Flirtomatic sees success with in-app commerce
Social networking service Flirtomatic has launched an iPhone application to extend its platform and services – including the selling of virtual goods to consumers and advertising space to brands.
Consumers can buy virtual gifts within the free application to send to other users, as well as buy their own user-generated advertising in the Look At Me section. In that section, consumers bid in real-time auctions, 24-hours a day, to get greater visibility and more attention than rivals.
“The whole iPhone ecosystem is a great route to market,” said Mark Curtis, CEO of Flirtomatic, San Francisco. “The iPhone became our No. 1 phone in November before we even had an app.
“The app provides us with a new way to reach out to iPhone users,” he said. “These days, you can’t release an app and expect downloads – you need to actively market it outside of the App Store.
“It’s the same as a bricks-and-mortar department store – it’s an age-old marketing challenge.”
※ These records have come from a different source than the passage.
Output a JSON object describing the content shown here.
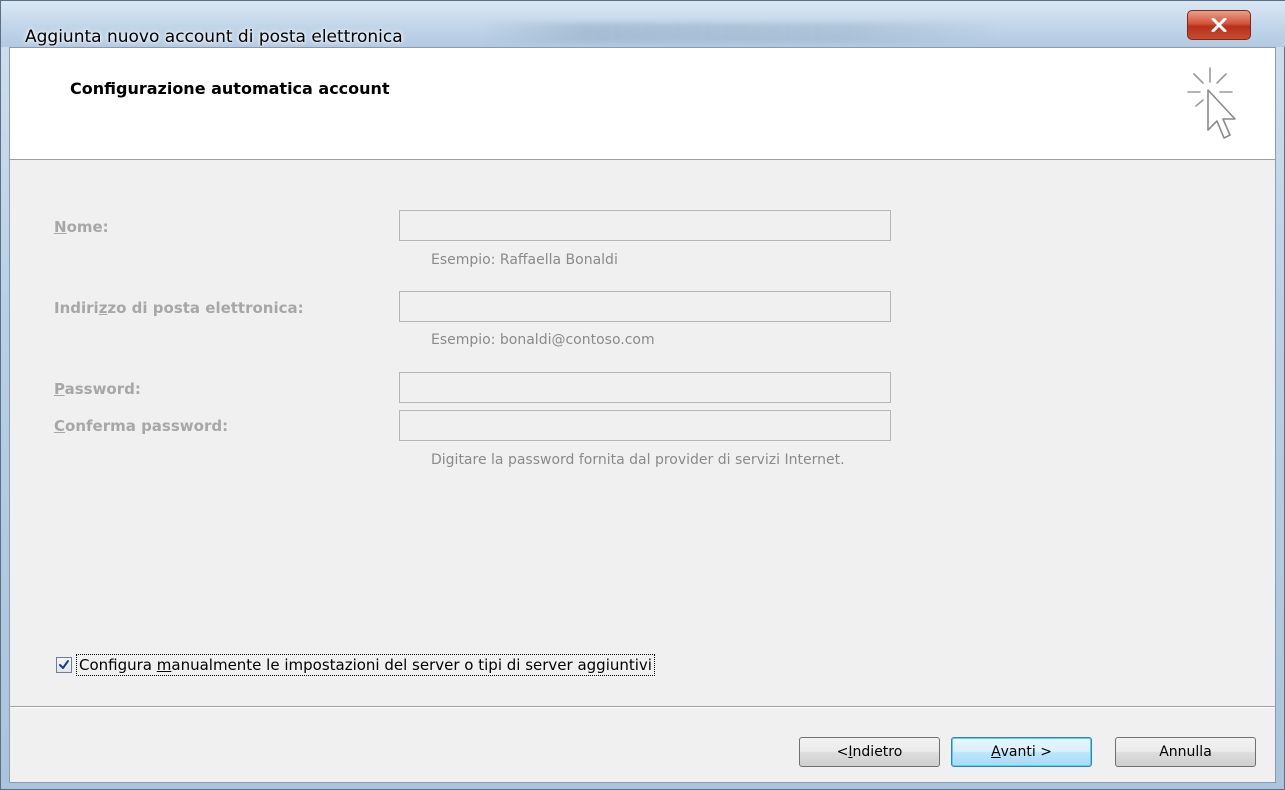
{
  "window": {
    "title": "Aggiunta nuovo account di posta elettronica",
    "close_symbol": "close-icon"
  },
  "header": {
    "title": "Configurazione automatica account",
    "icon": "cursor-click-icon"
  },
  "form": {
    "name": {
      "label_accel": "N",
      "label_rest": "ome:",
      "value": "",
      "hint": "Esempio: Raffaella Bonaldi"
    },
    "email": {
      "label_pre": "Indiri",
      "label_accel": "z",
      "label_rest": "zo di posta elettronica:",
      "value": "",
      "hint": "Esempio: bonaldi@contoso.com"
    },
    "password": {
      "label_accel": "P",
      "label_rest": "assword:",
      "value": ""
    },
    "confirm_password": {
      "label_accel": "C",
      "label_rest": "onferma password:",
      "value": "",
      "hint": "Digitare la password fornita dal provider di servizi Internet."
    }
  },
  "manual_config": {
    "checked": true,
    "label_pre": "Configura ",
    "label_accel": "m",
    "label_rest": "anualmente le impostazioni del server o tipi di server aggiuntivi"
  },
  "buttons": {
    "back": {
      "pre": "< ",
      "accel": "I",
      "rest": "ndietro"
    },
    "next": {
      "accel": "A",
      "rest": "vanti >"
    },
    "cancel": {
      "label": "Annulla"
    }
  }
}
Flirtomatic is a social mobile service used by consumers 18–30-years- old. It operates a free service across the United States, Britain, Germany and Australia.
The social network has a “freemium” business model and it lets carriers share its revenue from advertising and premium services.
The application is free to download, but customers can buy FlirtPoints to spend on promoting themselves, to find out who has rated them and to send virtual gifts.
According to Flirtomatic, its paying users spend more than $10 per month on average for premium services. The company claims its model yields more money per spending user than any other social network.
Mr. Curtis said the most important aspect of the freemium model is to make the registration process for consumers easy. Brands should also make sure consumers are highly active before trying to sell them anything.
“The trick is to repress the commercial instinct to monetize as quickly as possible, but to give consumers enough to do to make the service sticky and to sell them things around the edges,” Mr. Curtis said. “For example, it’s like a park: You can enter and walk around the park for free, you can play Frisbee, you can sunbathe, but if you want an ice cream or some sunblock, you have to pay.
“The second most important thing is to weave product sales into the process of interaction and not simply put consumers in a shop,” he said. “Make it seamless and experiential.”
Mr. Curtis said that Flirtomatic has found that mobile users are 2.5 times more likely to pay than Web users.
However, the social network said it still sees a very attractive conversion to payment on the Web.
Flirtomatic mobile users log in an average of seven times a day and send more than 30 messages daily.
The application is an extension of the services that have already been on-deck with most major carriers.
Winks go a long way
There are already more than 1.8 million profiles in the Flirtomatic network.
Consumers can find users who live nearby and search by gender, age, interests and flirting preference.
The application also lets consumers chat live with free messages or paid virtual gifts, kisses or winks to start a conversation.
Users can also send a flirtbomb to hit many flirts in one fell swoop and watch the responses come in.
The application also features a top-rated gallery. There, consumers can find the most popular and the most generous users on Flirtomatic.
Flirtomatic content is screened to have a PG rating. There is nothing inappropriate and no adult advertising, to ensure this it is actively moderated and all content is approved by social network.
Mr. Curtis said the virtual goods sector has untapped potential.
“We sold 1 million goods last year, in Britain,” Mr. Curtis said. “We sold 20,000 Christmas stockings recently.
“We even sold virtual ice cubes to the Brits last summer,” he said. “We are only limited by our imagination.”